### Your task
Print every record below exactly as it stands, but leave out the pictures.
* * *
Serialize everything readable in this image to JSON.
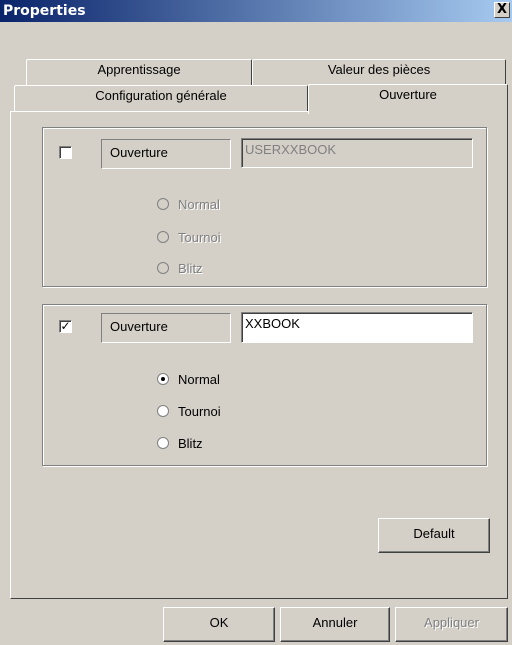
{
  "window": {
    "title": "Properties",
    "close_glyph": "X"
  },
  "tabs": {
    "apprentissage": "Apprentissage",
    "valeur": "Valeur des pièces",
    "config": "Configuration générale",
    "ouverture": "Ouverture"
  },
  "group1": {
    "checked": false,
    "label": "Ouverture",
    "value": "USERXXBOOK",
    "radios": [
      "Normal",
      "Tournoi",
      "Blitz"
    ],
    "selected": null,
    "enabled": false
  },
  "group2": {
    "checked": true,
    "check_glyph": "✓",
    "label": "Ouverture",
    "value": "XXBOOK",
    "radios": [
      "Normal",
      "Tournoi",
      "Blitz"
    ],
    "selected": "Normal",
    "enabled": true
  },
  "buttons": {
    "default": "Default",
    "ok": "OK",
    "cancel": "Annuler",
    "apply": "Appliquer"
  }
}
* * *
### Worked solution
Serialize everything readable in this image to JSON.
{
  "window": {
    "title": "Properties",
    "close_glyph": "X"
  },
  "tabs": {
    "apprentissage": "Apprentissage",
    "valeur": "Valeur des pièces",
    "config": "Configuration générale",
    "ouverture": "Ouverture"
  },
  "group1": {
    "checked": false,
    "label": "Ouverture",
    "value": "USERXXBOOK",
    "radios": [
      "Normal",
      "Tournoi",
      "Blitz"
    ],
    "selected": null,
    "enabled": false
  },
  "group2": {
    "checked": true,
    "check_glyph": "✓",
    "label": "Ouverture",
    "value": "XXBOOK",
    "radios": [
      "Normal",
      "Tournoi",
      "Blitz"
    ],
    "selected": "Normal",
    "enabled": true
  },
  "buttons": {
    "default": "Default",
    "ok": "OK",
    "cancel": "Annuler",
    "apply": "Appliquer"
  }
}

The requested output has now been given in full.